This legislation expands the authorized scope of practice for podiatrists to the ankle as well as the foot. Similar legislation was featured as one of the best bills of the 2017 session in last year’s Best and Worst of the General Assembly 2017. The bill will become law upon the Governor’s signature.
S.176: Prohibiting drones near correctional facilities
This bill outlaws the operation of drones within five hundred feet of a correctional facility, and provides penalties for violation. It passed the Senate last year, but stalled in the House until late in the session. The bill will become law upon the Governor’s signature.
H.3653: Protecting manufacturing & industrial facilities from nuisance suits
This bill would prevent individuals from protecting their property against unwanted disturbances through nuisance lawsuits (read more). It passed the House last year and the Senate this year, and was signed into law by the Governor in February.
H.4729: Reinstituting the three-store limit on retail liquor businesses
This was originally a law struck down last year by the state Supreme Court. Lawmakers promptly re-added the language – with a one-year sunset clause – to another bill that passed last year as a stop-gap measure. This year’s H.4729 permanently reinstated the three-store limit with narrow exceptions. It passed both chambers and was signed into law by the Governor in April.
Bills that failed
H.3529: Prohibiting local governments from banning plastic bags
This bill was filed last year to overrule a specific plastic bag ban by a coastal local government, although the legislation would extend to the entire state. It passed the House last year and received a favorable committee report in the Senate, but did not make it to the full Senate.
H.3038: Creating licensing for locksmiths
This bill would have required licensing for yet another occupation (along with a new revenue stream for state government) – locksmiths. Both the House and Senate passed this bill in different versions, but session ended before the House could vote on the Senate’s amendments.
H.4618: Slightly loosening requirements for car dealership license
Last year, lawmakers lowered the sales threshold for renewing a car dealer license, and this bill would have conformed the rest of state code to that change. The bill passed the House, but did not pass committee in the Senate.
S.516: Gun control – closing the “Charleston loophole”
This bill started out as a gun control measure and was the only one to move this session. It was amended to only address incident reporting requirements for law enforcement and the courts (read more). It did not pass out of committee in the Senate.
H.4421: Expanding customer-based solar generation (net-metering)
This bill would have lifted the cap on how many customers could install home-based solar panels (under current law, only 2% of a utility’s overall power generation can come from customer-based solar panels). The bill failed on its third reading vote in the House.
These bills called for conventions to amend the US and South Carolina Constitutions, respectively. The issue, however, is that the most glaring problems affecting both state and federal government are not the result of constitutional shortfalls, and the proposed conventions would likely do more harm than good.
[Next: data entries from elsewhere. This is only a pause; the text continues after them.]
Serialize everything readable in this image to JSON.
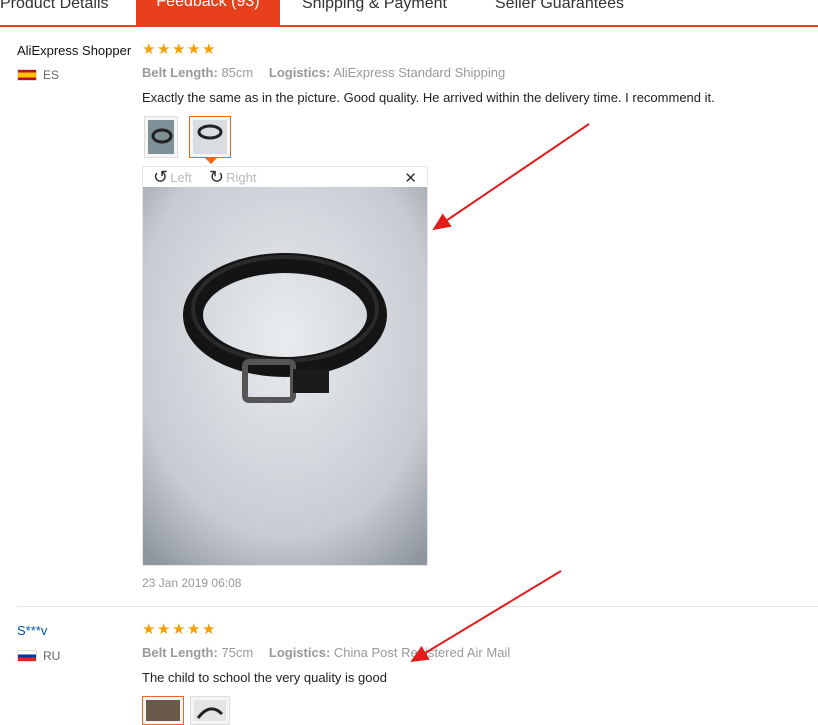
{
  "tabs": [
    {
      "label": "Product Details"
    },
    {
      "label": "Feedback (93)"
    },
    {
      "label": "Shipping & Payment"
    },
    {
      "label": "Seller Guarantees"
    }
  ],
  "reviews": [
    {
      "reviewer": "AliExpress Shopper",
      "country": "ES",
      "rating": 5,
      "attr1_label": "Belt Length:",
      "attr1_value": "85cm",
      "attr2_label": "Logistics:",
      "attr2_value": "AliExpress Standard Shipping",
      "text": "Exactly the same as in the picture. Good quality. He arrived within the delivery time. I recommend it.",
      "date": "23 Jan 2019 06:08",
      "photos": 2
    },
    {
      "reviewer": "S***v",
      "country": "RU",
      "rating": 5,
      "attr1_label": "Belt Length:",
      "attr1_value": "75cm",
      "attr2_label": "Logistics:",
      "attr2_value": "China Post Registered Air Mail",
      "text": "The child to school the very quality is good",
      "photos": 2
    }
  ],
  "viewer": {
    "rotate_left_label": "Left",
    "rotate_right_label": "Right",
    "close_glyph": "✕"
  },
  "star_glyph": "★",
  "colors": {
    "accent": "#e8401c",
    "star": "#f5a000",
    "annotation_arrow": "#e31b1b"
  }
}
The federal constitutional convention bill stalled after passing a Senate committee, and the state bill never received a committee hearing.
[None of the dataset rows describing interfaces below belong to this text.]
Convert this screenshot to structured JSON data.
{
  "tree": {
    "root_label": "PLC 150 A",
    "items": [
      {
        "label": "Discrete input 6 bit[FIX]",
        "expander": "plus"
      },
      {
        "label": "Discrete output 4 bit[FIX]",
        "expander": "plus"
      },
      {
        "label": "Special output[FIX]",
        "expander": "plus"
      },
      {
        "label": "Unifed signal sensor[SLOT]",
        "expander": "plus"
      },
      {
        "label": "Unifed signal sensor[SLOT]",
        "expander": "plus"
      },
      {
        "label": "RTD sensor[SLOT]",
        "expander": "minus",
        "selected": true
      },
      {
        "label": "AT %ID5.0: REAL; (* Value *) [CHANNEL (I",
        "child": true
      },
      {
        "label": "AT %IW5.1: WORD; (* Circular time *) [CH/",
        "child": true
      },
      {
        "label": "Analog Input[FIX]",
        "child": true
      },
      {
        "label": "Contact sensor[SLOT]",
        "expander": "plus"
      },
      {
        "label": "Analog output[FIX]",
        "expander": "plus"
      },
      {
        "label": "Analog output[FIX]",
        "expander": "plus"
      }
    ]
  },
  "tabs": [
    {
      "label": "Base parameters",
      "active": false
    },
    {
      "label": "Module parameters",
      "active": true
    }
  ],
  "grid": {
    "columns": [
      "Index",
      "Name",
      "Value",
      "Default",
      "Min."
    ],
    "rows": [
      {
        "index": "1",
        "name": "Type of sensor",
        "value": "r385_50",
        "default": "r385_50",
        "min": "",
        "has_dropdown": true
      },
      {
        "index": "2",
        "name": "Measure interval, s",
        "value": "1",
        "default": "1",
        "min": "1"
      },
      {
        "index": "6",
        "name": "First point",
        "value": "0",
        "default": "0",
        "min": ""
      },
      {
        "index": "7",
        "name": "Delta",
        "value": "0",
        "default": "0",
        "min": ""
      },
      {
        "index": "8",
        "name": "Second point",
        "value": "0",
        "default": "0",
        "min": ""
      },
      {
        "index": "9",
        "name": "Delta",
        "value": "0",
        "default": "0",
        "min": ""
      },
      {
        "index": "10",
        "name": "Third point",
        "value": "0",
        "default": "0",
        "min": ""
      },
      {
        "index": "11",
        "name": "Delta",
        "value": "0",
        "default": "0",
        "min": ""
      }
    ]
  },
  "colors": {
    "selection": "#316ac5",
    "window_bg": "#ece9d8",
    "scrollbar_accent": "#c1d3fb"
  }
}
H.5000: “Reforming” the state pension structure
This bill was one of two attempts to overhaul the state’s unsustainable pension system. However, H.5000 left in place many elements of the current system that have contributed to the state’s multi-billion dollar deficit. The bill was filed late in session and never received a committee hearing. Some form of this legislation will likely be refiled next year.
This legislation would have given South Carolina patients the option to use cannabis for medical purposes, while guarding against non-medical usage. The Senate bill reached the Senate calendar too late in the process to have a likelihood of passage, while the House bill never received a committee vote.
SCPC will continue to monitor legislative activity in the upcoming special sessions, and will discuss the bills covered in this piece and more in our upcoming publication Best and Worst of the General Assembly 2018.